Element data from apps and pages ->

= = = = = = =

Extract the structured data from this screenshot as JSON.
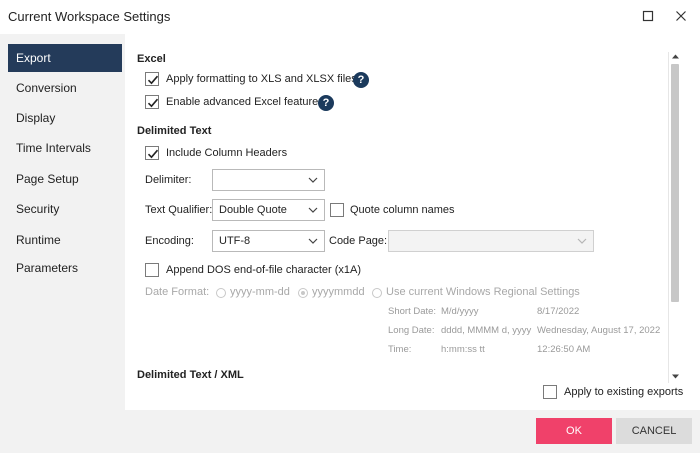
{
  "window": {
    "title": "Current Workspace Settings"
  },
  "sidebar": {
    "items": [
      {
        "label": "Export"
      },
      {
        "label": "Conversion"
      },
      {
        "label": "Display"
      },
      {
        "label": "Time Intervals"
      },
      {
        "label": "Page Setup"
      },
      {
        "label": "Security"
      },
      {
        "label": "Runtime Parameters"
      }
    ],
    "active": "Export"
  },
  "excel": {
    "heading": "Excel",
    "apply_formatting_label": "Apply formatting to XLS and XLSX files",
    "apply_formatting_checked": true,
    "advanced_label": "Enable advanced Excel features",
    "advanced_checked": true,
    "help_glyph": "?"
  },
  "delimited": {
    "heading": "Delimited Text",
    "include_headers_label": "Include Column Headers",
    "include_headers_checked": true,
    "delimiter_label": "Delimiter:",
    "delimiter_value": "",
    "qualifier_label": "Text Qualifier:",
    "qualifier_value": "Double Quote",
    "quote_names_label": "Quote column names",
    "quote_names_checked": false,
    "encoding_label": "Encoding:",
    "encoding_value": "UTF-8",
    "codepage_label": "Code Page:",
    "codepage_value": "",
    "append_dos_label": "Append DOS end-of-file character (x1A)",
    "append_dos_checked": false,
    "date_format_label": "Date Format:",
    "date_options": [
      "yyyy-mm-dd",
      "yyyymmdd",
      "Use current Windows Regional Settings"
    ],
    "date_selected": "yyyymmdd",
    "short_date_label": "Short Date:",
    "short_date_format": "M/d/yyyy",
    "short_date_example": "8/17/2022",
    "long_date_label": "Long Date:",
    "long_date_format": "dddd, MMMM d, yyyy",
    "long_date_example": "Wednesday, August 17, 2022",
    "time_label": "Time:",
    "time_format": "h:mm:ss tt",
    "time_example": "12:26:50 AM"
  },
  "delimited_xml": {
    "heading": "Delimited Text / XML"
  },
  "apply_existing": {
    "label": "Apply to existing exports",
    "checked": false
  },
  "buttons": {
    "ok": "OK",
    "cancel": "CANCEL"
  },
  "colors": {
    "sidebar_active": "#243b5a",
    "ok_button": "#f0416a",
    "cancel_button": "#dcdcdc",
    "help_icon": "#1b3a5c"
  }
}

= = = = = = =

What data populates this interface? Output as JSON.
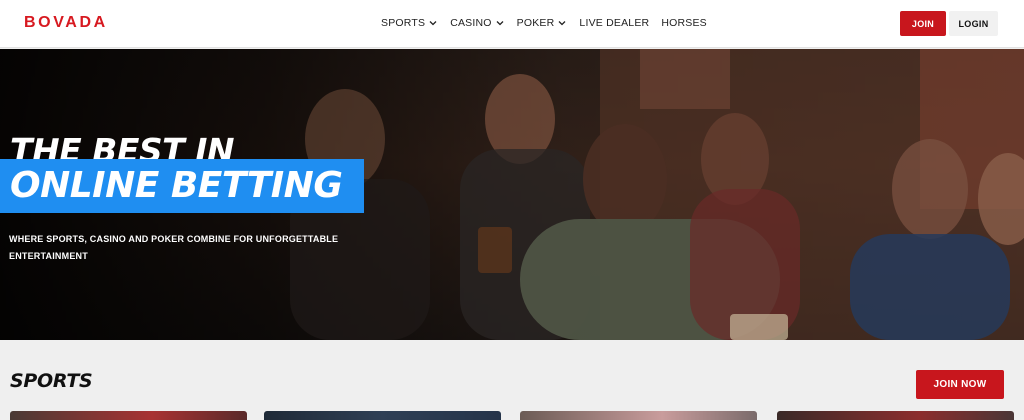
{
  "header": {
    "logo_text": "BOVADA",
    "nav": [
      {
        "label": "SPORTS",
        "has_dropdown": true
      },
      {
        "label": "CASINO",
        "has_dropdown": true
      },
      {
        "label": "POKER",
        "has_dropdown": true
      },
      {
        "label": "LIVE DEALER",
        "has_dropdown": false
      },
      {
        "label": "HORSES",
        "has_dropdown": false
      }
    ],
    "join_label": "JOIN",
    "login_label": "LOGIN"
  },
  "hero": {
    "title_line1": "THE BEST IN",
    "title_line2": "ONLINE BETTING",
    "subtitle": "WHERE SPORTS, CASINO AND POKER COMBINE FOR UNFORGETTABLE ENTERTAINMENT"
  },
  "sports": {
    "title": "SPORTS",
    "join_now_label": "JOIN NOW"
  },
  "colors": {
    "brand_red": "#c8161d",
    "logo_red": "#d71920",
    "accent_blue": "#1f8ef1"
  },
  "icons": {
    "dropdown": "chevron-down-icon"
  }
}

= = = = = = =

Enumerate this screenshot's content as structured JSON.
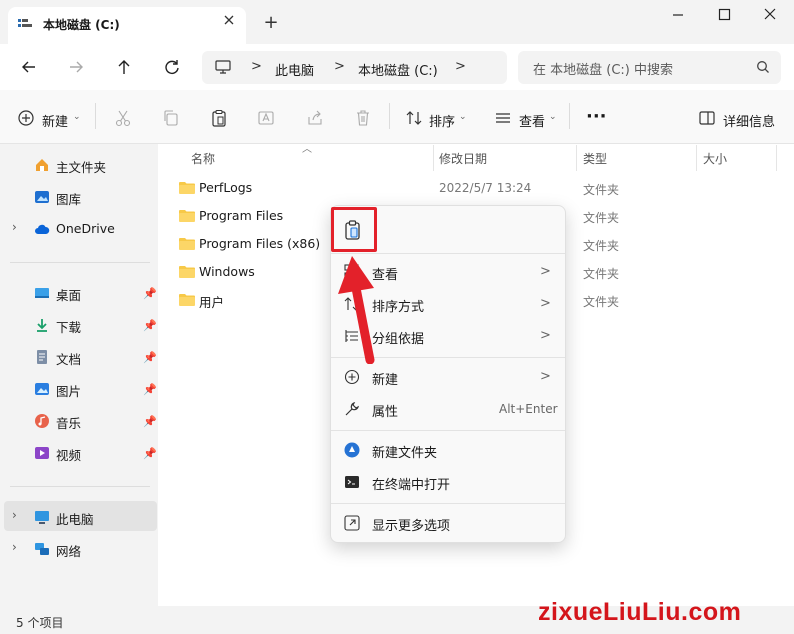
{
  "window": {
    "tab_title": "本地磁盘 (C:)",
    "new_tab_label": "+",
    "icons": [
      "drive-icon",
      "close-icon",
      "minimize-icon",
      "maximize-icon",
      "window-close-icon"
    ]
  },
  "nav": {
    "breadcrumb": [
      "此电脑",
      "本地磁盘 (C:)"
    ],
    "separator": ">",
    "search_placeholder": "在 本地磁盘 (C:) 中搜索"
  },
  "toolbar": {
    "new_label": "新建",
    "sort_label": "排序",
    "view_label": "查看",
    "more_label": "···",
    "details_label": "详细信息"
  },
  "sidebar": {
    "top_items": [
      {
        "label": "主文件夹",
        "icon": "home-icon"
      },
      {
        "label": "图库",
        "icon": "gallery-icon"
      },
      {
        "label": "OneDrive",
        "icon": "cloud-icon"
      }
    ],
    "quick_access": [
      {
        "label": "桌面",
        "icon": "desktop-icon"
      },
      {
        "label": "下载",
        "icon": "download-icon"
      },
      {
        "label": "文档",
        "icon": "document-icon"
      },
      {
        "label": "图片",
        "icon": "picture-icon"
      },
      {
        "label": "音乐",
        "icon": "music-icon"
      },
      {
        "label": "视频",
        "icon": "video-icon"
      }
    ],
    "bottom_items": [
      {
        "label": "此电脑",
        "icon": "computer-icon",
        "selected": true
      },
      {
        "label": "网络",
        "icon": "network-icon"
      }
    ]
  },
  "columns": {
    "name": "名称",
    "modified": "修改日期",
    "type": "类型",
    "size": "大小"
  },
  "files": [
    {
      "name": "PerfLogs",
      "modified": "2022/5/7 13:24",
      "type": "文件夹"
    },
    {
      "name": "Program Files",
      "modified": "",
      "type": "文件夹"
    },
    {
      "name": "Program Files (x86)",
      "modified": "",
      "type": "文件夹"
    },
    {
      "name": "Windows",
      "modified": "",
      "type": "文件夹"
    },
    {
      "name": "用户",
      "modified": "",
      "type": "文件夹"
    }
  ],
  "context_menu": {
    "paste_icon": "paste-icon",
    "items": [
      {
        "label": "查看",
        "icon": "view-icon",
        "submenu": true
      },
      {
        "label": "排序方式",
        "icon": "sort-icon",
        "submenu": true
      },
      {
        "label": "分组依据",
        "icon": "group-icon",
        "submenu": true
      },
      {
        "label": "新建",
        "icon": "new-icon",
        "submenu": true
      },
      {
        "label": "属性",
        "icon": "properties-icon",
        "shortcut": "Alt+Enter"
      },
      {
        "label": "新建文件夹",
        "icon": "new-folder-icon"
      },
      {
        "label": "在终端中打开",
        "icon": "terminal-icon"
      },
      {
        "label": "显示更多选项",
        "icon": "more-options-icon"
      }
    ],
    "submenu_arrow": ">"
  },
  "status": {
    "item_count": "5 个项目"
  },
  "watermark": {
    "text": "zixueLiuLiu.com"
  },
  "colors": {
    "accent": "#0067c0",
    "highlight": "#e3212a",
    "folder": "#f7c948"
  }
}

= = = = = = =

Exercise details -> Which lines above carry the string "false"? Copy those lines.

Solution to this problem ->
    "quote_names_checked": false,
    "append_dos_checked": false,
    "checked": false
        "has_dropdown": false
        "has_dropdown": false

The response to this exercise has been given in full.